  61. 61. Five Leadership Practices 5. Encouraging the Heart Leaders recognize contributions that individuals make, to keep hope and determination alive Leaders celebrate accomplishments They make people feel like heroes
  62. 62. Developing Leadership “Know thyself”
  63. 63. Leadership Practices Inventory (LPI) Read each sentence carefully. Then look at the rating scale and decide how frequently you engage in the behavior described. In selecting each response, please be realistic about the extent to which you actually engage in the behavior. Do not answer in terms of how you would like to see yourself or in terms of what you should be doing. Answer in terms of how you typically behave - on most days, on most projects, and with most people. Select the rating that applies in each case by choosing the number that most closely applies and recording in the blank You can only select one out of the ten. You must answer all questions
  64. 64. Developing Leadership “Managers wear square hats and learn through training. Leaders wear sombreros and opt for education.” FROM: WARREN BENNIS, “ON LEADERSHIP”

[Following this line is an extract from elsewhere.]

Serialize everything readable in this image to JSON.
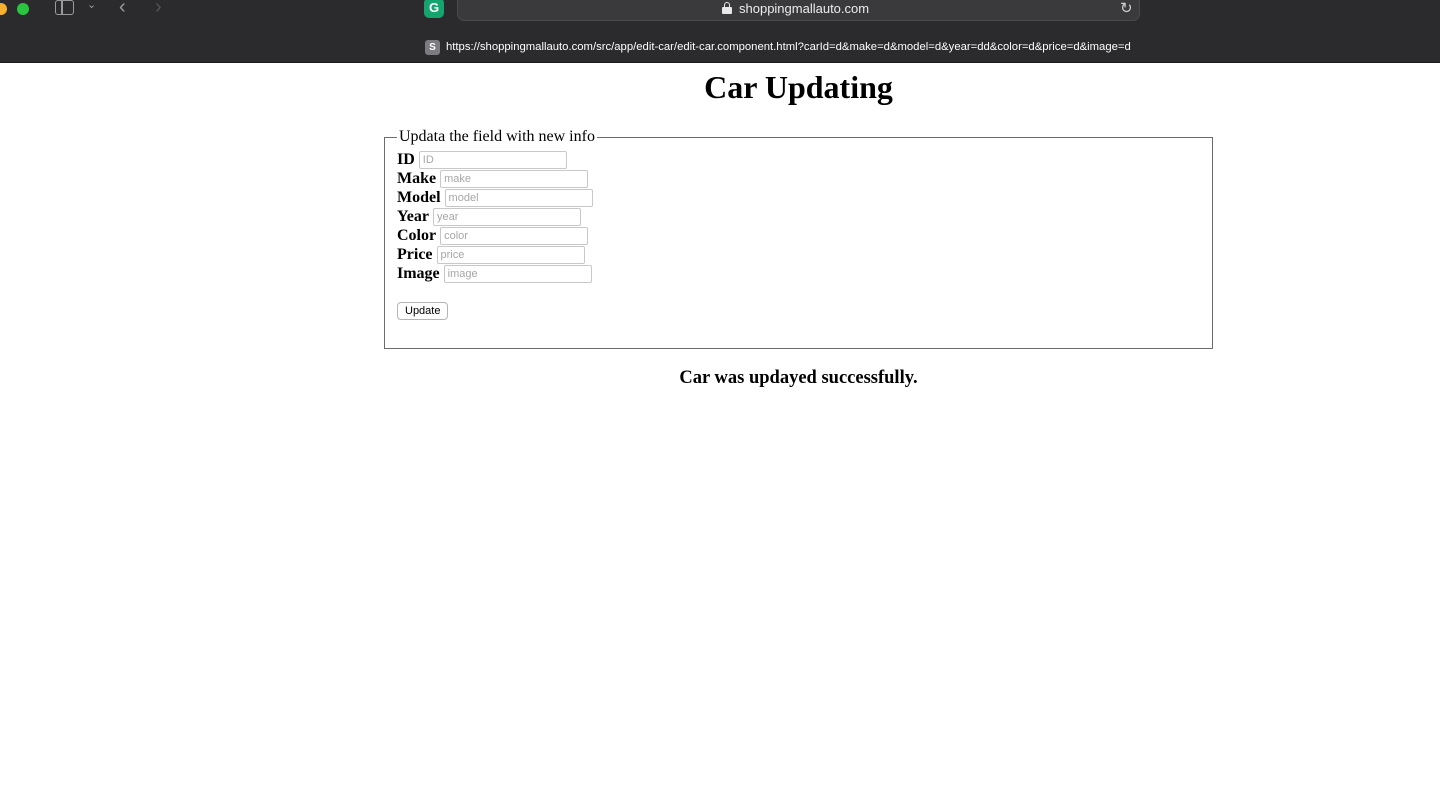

  65. 65. Learning Leadership EDUCATION Inductive Understanding Ideas Broad Process Experiential Strategy Whole brain Long-term Flexible Synthesis Imagination TRAINING Deductive Memorizing Facts Narrow Content Rote Tactics Left brain Short-term Rigid Thesis Common Sense THE SUM: MANAGER LEADER FROM: WARREN BENNIS, “ON LEADERSHIP”
  66. 66. END